Component data from apps and pages
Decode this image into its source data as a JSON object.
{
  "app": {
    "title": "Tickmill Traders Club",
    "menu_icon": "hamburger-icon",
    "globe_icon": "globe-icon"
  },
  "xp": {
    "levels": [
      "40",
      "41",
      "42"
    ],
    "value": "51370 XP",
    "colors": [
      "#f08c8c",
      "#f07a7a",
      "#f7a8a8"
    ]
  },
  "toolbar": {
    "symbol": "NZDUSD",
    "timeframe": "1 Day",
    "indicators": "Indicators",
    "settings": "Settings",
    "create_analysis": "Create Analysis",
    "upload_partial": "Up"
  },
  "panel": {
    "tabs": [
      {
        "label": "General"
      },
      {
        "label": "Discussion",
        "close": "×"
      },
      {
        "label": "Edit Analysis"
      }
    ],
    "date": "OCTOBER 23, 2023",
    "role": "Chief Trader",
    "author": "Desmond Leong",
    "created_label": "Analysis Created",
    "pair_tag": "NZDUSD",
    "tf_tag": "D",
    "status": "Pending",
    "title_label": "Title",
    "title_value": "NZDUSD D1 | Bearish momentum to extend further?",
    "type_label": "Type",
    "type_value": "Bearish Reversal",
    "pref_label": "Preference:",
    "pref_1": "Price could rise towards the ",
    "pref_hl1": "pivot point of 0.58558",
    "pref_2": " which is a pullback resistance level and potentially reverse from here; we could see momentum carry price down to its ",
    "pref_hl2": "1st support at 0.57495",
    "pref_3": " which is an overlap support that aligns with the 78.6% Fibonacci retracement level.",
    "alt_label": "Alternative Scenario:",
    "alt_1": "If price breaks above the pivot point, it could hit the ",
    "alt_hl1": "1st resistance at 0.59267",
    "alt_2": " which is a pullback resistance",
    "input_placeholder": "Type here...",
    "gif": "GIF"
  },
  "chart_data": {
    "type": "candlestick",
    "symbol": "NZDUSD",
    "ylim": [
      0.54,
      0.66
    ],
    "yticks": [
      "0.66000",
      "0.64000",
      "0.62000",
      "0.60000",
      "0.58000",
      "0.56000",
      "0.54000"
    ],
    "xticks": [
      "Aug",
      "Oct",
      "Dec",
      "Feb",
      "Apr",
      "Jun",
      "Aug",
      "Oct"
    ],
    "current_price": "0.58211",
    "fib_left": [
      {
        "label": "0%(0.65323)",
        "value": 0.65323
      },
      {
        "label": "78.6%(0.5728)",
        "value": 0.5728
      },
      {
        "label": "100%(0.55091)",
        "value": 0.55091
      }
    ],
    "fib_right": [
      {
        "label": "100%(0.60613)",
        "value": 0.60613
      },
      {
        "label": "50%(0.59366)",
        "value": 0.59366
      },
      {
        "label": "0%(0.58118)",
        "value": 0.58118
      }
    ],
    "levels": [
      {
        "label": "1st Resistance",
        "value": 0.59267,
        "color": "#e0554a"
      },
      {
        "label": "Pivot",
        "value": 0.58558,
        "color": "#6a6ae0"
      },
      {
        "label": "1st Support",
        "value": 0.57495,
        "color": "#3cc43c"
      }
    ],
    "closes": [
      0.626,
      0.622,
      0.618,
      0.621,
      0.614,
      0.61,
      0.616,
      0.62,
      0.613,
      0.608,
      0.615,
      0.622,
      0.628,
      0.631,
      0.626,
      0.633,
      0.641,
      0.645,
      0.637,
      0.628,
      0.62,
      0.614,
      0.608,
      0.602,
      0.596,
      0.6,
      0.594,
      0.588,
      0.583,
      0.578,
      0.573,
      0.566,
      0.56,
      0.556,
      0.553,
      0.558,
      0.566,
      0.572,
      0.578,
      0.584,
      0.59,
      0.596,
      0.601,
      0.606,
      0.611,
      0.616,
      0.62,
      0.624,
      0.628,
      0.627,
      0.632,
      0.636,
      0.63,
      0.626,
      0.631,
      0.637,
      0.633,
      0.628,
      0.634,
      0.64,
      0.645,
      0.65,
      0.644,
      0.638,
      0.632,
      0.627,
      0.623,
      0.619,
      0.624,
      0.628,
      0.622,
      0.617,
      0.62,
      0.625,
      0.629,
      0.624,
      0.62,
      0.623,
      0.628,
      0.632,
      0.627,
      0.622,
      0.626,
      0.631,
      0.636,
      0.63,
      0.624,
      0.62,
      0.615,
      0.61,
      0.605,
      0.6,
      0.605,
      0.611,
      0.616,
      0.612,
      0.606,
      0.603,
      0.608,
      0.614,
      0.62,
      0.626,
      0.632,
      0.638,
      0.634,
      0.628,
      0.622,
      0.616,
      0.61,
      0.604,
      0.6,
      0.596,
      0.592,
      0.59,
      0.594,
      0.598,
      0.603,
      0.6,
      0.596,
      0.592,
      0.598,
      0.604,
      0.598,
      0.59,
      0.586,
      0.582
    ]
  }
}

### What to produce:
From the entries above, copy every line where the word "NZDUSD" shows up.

### Expected answer:
    "symbol": "NZDUSD",
    "pair_tag": "NZDUSD",
    "title_value": "NZDUSD D1 | Bearish momentum to extend further?",
    "symbol": "NZDUSD",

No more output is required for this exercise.